Task brief
The answer must consist of every line in the data that contains "brand".

Stored data

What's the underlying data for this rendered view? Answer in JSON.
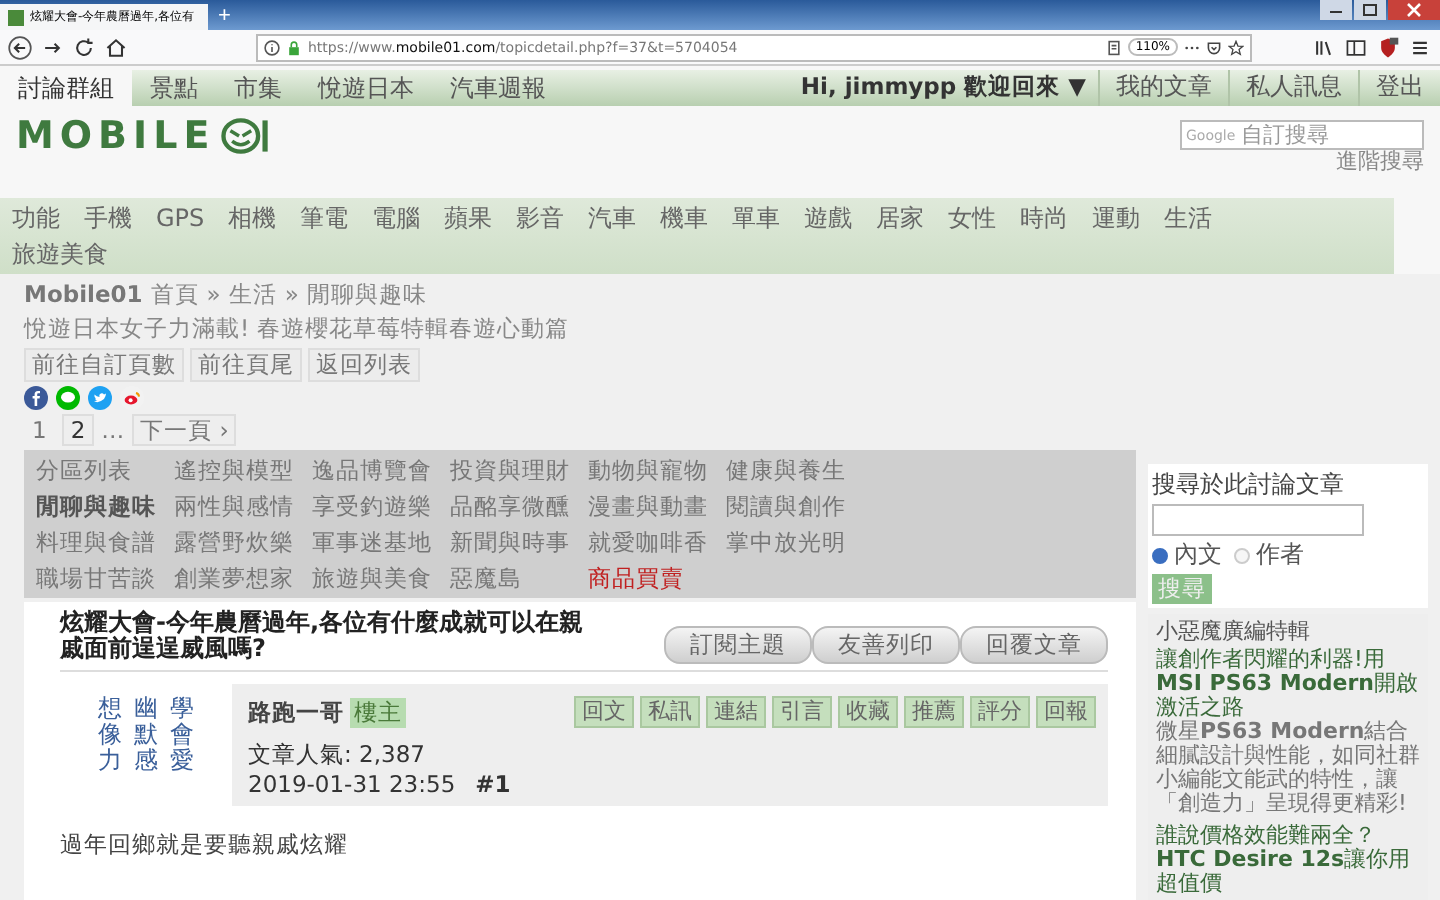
{
  "browser": {
    "tab_title": "炫耀大會-今年農曆過年,各位有",
    "new_tab": "+",
    "url_host": "https://www.",
    "url_domain": "mobile01.com",
    "url_path": "/topicdetail.php?f=37&t=5704054",
    "zoom": "110%"
  },
  "site": {
    "top_tabs": [
      {
        "label": "討論群組",
        "selected": true
      },
      {
        "label": "景點",
        "selected": false
      },
      {
        "label": "市集",
        "selected": false
      },
      {
        "label": "悅遊日本",
        "selected": false
      },
      {
        "label": "汽車週報",
        "selected": false
      }
    ],
    "user_menu": "Hi, jimmypp 歡迎回來 ▼",
    "user_links": [
      "我的文章",
      "私人訊息",
      "登出"
    ],
    "logo": "MOBILE",
    "search": {
      "brand": "Google",
      "placeholder": "自訂搜尋"
    },
    "advanced_search": "進階搜尋",
    "categories": [
      "功能",
      "手機",
      "GPS",
      "相機",
      "筆電",
      "電腦",
      "蘋果",
      "影音",
      "汽車",
      "機車",
      "單車",
      "遊戲",
      "居家",
      "女性",
      "時尚",
      "運動",
      "生活",
      "旅遊美食"
    ]
  },
  "breadcrumb": {
    "site": "Mobile01",
    "items": [
      "首頁",
      "生活",
      "閒聊與趣味"
    ],
    "separator": "»"
  },
  "promo": "悅遊日本女子力滿載! 春遊櫻花草莓特輯春遊心動篇",
  "nav_buttons": [
    "前往自訂頁數",
    "前往頁尾",
    "返回列表"
  ],
  "pagination": {
    "pages": [
      {
        "label": "1",
        "selected": true
      },
      {
        "label": "2",
        "selected": false
      }
    ],
    "ellipsis": "…",
    "next": "下一頁 ›"
  },
  "forums": [
    {
      "label": "分區列表",
      "selected": false,
      "highlight": false
    },
    {
      "label": "遙控與模型",
      "selected": false,
      "highlight": false
    },
    {
      "label": "逸品博覽會",
      "selected": false,
      "highlight": false
    },
    {
      "label": "投資與理財",
      "selected": false,
      "highlight": false
    },
    {
      "label": "動物與寵物",
      "selected": false,
      "highlight": false
    },
    {
      "label": "健康與養生",
      "selected": false,
      "highlight": false
    },
    {
      "label": "閒聊與趣味",
      "selected": true,
      "highlight": false
    },
    {
      "label": "兩性與感情",
      "selected": false,
      "highlight": false
    },
    {
      "label": "享受釣遊樂",
      "selected": false,
      "highlight": false
    },
    {
      "label": "品酩享微醺",
      "selected": false,
      "highlight": false
    },
    {
      "label": "漫畫與動畫",
      "selected": false,
      "highlight": false
    },
    {
      "label": "閱讀與創作",
      "selected": false,
      "highlight": false
    },
    {
      "label": "料理與食譜",
      "selected": false,
      "highlight": false
    },
    {
      "label": "露營野炊樂",
      "selected": false,
      "highlight": false
    },
    {
      "label": "軍事迷基地",
      "selected": false,
      "highlight": false
    },
    {
      "label": "新聞與時事",
      "selected": false,
      "highlight": false
    },
    {
      "label": "就愛咖啡香",
      "selected": false,
      "highlight": false
    },
    {
      "label": "掌中放光明",
      "selected": false,
      "highlight": false
    },
    {
      "label": "職場甘苦談",
      "selected": false,
      "highlight": false
    },
    {
      "label": "創業夢想家",
      "selected": false,
      "highlight": false
    },
    {
      "label": "旅遊與美食",
      "selected": false,
      "highlight": false
    },
    {
      "label": "惡魔島",
      "selected": false,
      "highlight": false
    },
    {
      "label": "商品買賣",
      "selected": false,
      "highlight": true
    }
  ],
  "post": {
    "title": "炫耀大會-今年農曆過年,各位有什麼成就可以在親戚面前逞逞威風嗎?",
    "actions": [
      "訂閱主題",
      "友善列印",
      "回覆文章"
    ],
    "signature_columns": [
      "想像力",
      "幽默感",
      "學會愛"
    ],
    "author": "路跑一哥",
    "author_badge": "樓主",
    "tools": [
      "回文",
      "私訊",
      "連結",
      "引言",
      "收藏",
      "推薦",
      "評分",
      "回報"
    ],
    "popularity": "文章人氣: 2,387",
    "date": "2019-01-31 23:55",
    "number": "#1",
    "body": "過年回鄉就是要聽親戚炫耀"
  },
  "sidebar": {
    "search_title": "搜尋於此討論文章",
    "scopes": [
      {
        "label": "內文",
        "selected": true
      },
      {
        "label": "作者",
        "selected": false
      }
    ],
    "search_button": "搜尋",
    "ad_heading": "小惡魔廣編特輯",
    "ads": [
      {
        "title": "讓創作者閃耀的利器!用**MSI PS63 Modern**開啟激活之路",
        "body": "微星**PS63 Modern**結合細膩設計與性能，如同社群小編能文能武的特性，讓「創造力」呈現得更精彩!"
      },
      {
        "title": "誰說價格效能難兩全？**HTC Desire 12s**讓你用超值價"
      }
    ]
  }
}
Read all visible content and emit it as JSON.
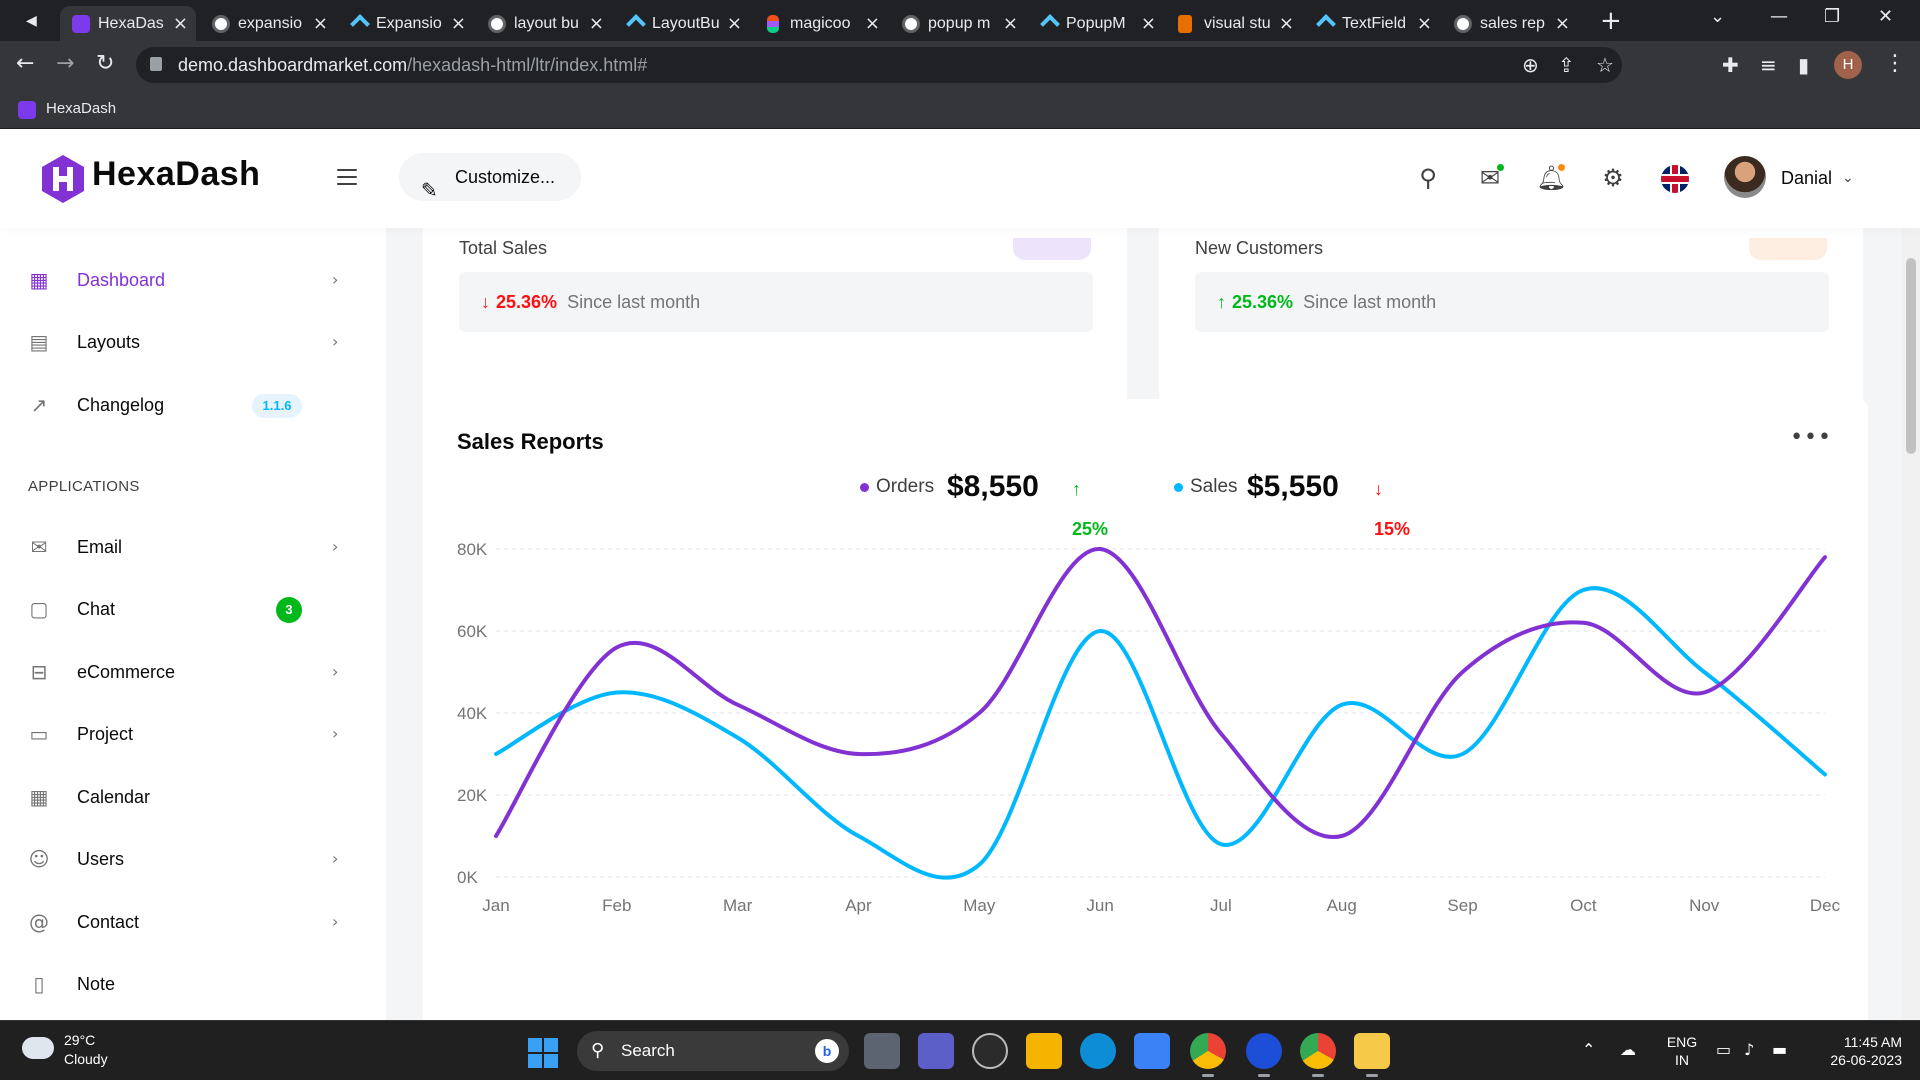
{
  "browser": {
    "tabs": [
      {
        "title": "HexaDas",
        "favicon": "hexadash-icon",
        "active": true
      },
      {
        "title": "expansio",
        "favicon": "google-icon"
      },
      {
        "title": "Expansio",
        "favicon": "flutter-icon"
      },
      {
        "title": "layout bu",
        "favicon": "google-icon"
      },
      {
        "title": "LayoutBu",
        "favicon": "flutter-icon"
      },
      {
        "title": "magicoo",
        "favicon": "figma-icon"
      },
      {
        "title": "popup m",
        "favicon": "google-icon"
      },
      {
        "title": "PopupM",
        "favicon": "flutter-icon"
      },
      {
        "title": "visual stu",
        "favicon": "java-icon"
      },
      {
        "title": "TextField",
        "favicon": "flutter-icon"
      },
      {
        "title": "sales rep",
        "favicon": "google-icon"
      }
    ],
    "url_host": "demo.dashboardmarket.com",
    "url_path": "/hexadash-html/ltr/index.html#",
    "bookmark": "HexaDash",
    "profile_initial": "H"
  },
  "header": {
    "brand": "HexaDash",
    "customize_label": "Customize...",
    "user_name": "Danial",
    "colors": {
      "brand": "#8231d3",
      "mail_dot": "#01b81a",
      "bell_dot": "#fa8b0c"
    }
  },
  "sidebar": {
    "items": [
      {
        "label": "Dashboard",
        "icon": "grid-plus-icon",
        "active": true,
        "chevron": true
      },
      {
        "label": "Layouts",
        "icon": "table-layout-icon",
        "chevron": true
      },
      {
        "label": "Changelog",
        "icon": "trend-up-icon",
        "badge": "1.1.6"
      }
    ],
    "section_label": "APPLICATIONS",
    "apps": [
      {
        "label": "Email",
        "icon": "envelope-icon",
        "chevron": true
      },
      {
        "label": "Chat",
        "icon": "chat-bubble-icon",
        "badge": "3"
      },
      {
        "label": "eCommerce",
        "icon": "shopping-bag-icon",
        "chevron": true
      },
      {
        "label": "Project",
        "icon": "folder-icon",
        "chevron": true
      },
      {
        "label": "Calendar",
        "icon": "calendar-icon"
      },
      {
        "label": "Users",
        "icon": "users-icon",
        "chevron": true
      },
      {
        "label": "Contact",
        "icon": "at-sign-icon",
        "chevron": true
      },
      {
        "label": "Note",
        "icon": "clipboard-icon"
      }
    ]
  },
  "stats": [
    {
      "title": "Total Sales",
      "change": "25.36%",
      "direction": "down",
      "since": "Since last month"
    },
    {
      "title": "New Customers",
      "change": "25.36%",
      "direction": "up",
      "since": "Since last month"
    }
  ],
  "report": {
    "title": "Sales Reports",
    "orders": {
      "label": "Orders",
      "amount": "$8,550",
      "change": "25%",
      "direction": "up"
    },
    "sales": {
      "label": "Sales",
      "amount": "$5,550",
      "change": "15%",
      "direction": "down"
    }
  },
  "chart_data": {
    "type": "line",
    "title": "Sales Reports",
    "categories": [
      "Jan",
      "Feb",
      "Mar",
      "Apr",
      "May",
      "Jun",
      "Jul",
      "Aug",
      "Sep",
      "Oct",
      "Nov",
      "Dec"
    ],
    "series": [
      {
        "name": "Orders",
        "color": "#8231d3",
        "values": [
          10000,
          56000,
          42000,
          30000,
          40000,
          80000,
          35000,
          10000,
          50000,
          62000,
          45000,
          78000
        ]
      },
      {
        "name": "Sales",
        "color": "#01b8ff",
        "values": [
          30000,
          45000,
          34000,
          10000,
          3000,
          60000,
          8000,
          42000,
          30000,
          70000,
          50000,
          25000
        ]
      }
    ],
    "y_ticks": [
      "0K",
      "20K",
      "40K",
      "60K",
      "80K"
    ],
    "ylim": [
      0,
      80000
    ],
    "grid": true,
    "legend": "top-center"
  },
  "taskbar": {
    "temperature": "29°C",
    "weather": "Cloudy",
    "search_label": "Search",
    "bing_label": "b",
    "lang_top": "ENG",
    "lang_bottom": "IN",
    "time": "11:45 AM",
    "date": "26-06-2023"
  }
}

Task answer
      "brand": "Google",
    "brand": "HexaDash",
      "brand": "#8231d3",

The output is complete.